In a key paper published in the British Medical Journal in 1992, Danish reproductive biologist Elisabeth Carlsen and associates reported results from a combined analysis of previously available data. Altogether, they reviewed sixty-one papers published between 1938 and 1991, covering a total of 15,000 men with no history of infertility (predominantly in Europe and North America). Carlsen and her team carefully allowed for various possible sources of bias. The outcome was that average sperm concentration had declined by almost half over the fifty-year period 1940-1990. This decrease was compounded by a twenty percent decline in average ejaculate volume. Even more alarmingly, decreasing sperm counts were paralleled by increasingly frequent medical problems with the male reproductive system. These include undescended testes (cryptorchidism), penis malformation and testicular cancer, which has increased worldwide.
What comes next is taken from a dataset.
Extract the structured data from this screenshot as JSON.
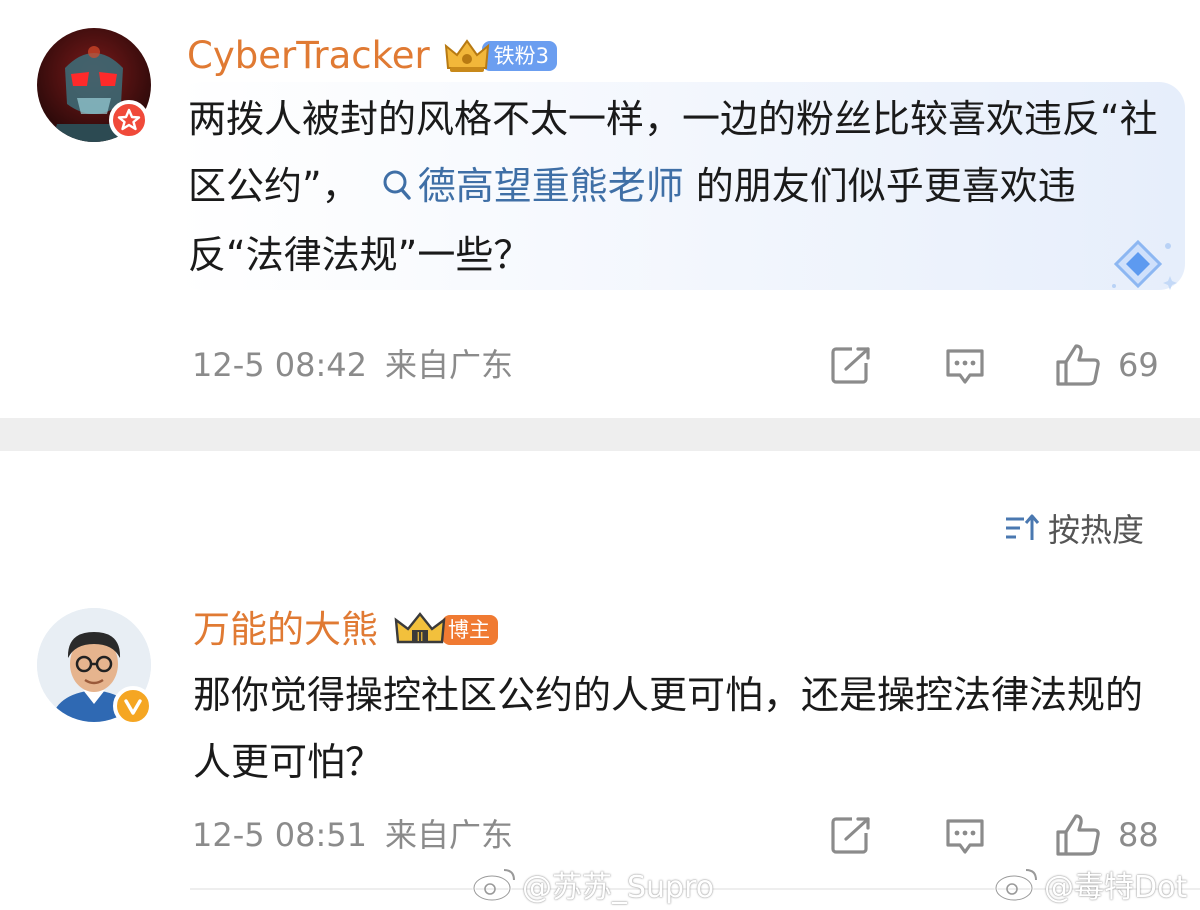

British epidemiologist Clair Chilvers and colleagues had already reported in 1984 that the incidence of cryptorchidism had approximately doubled over two decades, while other reports showed that the incidence of testicular cancer approximately tripled over the fifty-year period examined by the Carlsen team. This raises the specter that the factors responsible for decreasing sperm counts may be having increasingly serious impacts on the male sex organs themselves. As testimony to a possible link, the Carlsen team noted that in Danish men the incidence of testicular cancer was five times higher than in Finnish men, whereas their sperm counts were more than forty percent lower. Recently, it has been found that sperm counts have now begun to decline in Finnish men as well, and testicular cancer has increased in tandem.
Not unexpectedly, worldwide attention to the 1992 report by Carlsen and colleagues sparked criticism from several quarters. For instance, in a letter published later that same year, also in the British Medical Journal, obstetrician Ian Tummon and reproductive biologist David Mortimer questioned the validity of the results. They noted that the reliability of semen analyses and quality control might have changed over the years, and claimed that there was no trend, just a downward shift in results obtained before and after 1961. Their parting shot was: “The greenhouse effect, global warming, declining sperm counts—all may be true; we just do not know.” Well, the weight of scientific evidence now clearly documents the greenhouse effect and global warming, so perhaps we should not be too surprised if declining sperm counts follow suit. Regardless of the outcome of the ongoing debate, the available evidence is surely enough to prompt a re-reading of The Children of Men.
(The second part of this discussion, evaluating more recent studies on declining sperm counts, will be posted in the next blog.)
Carlsen, E., Giwercman, A., Keiding, N. & Shakkebaek, N.E. (1992) Evidence for decreasing quality of semen during past 50 years. Brit. med. J. 305:609-613.
Chilvers, C., Pike, M.C., Forman, D., Fogelman, K. & M. Wadsworth, E.J. (1984) Apparent doubling of frequency of undescended testis in England and Wales in 1962–81. Lancet 324, 330–332.
James, W.H. (1980) Secular trend in reported sperm counts. Andrologia 1, 381-388.
Nelson, C.M.K. & Bunge, R.G. (1974) Semen analysis: evidence for changing parameters of male fertility potential. Fertil. Steril. 25, 503-507.
Tummon, I.S. & Mortimer, D. (1992) Decreasing quality of semen Brit. Med. J. 305, 1228-1229.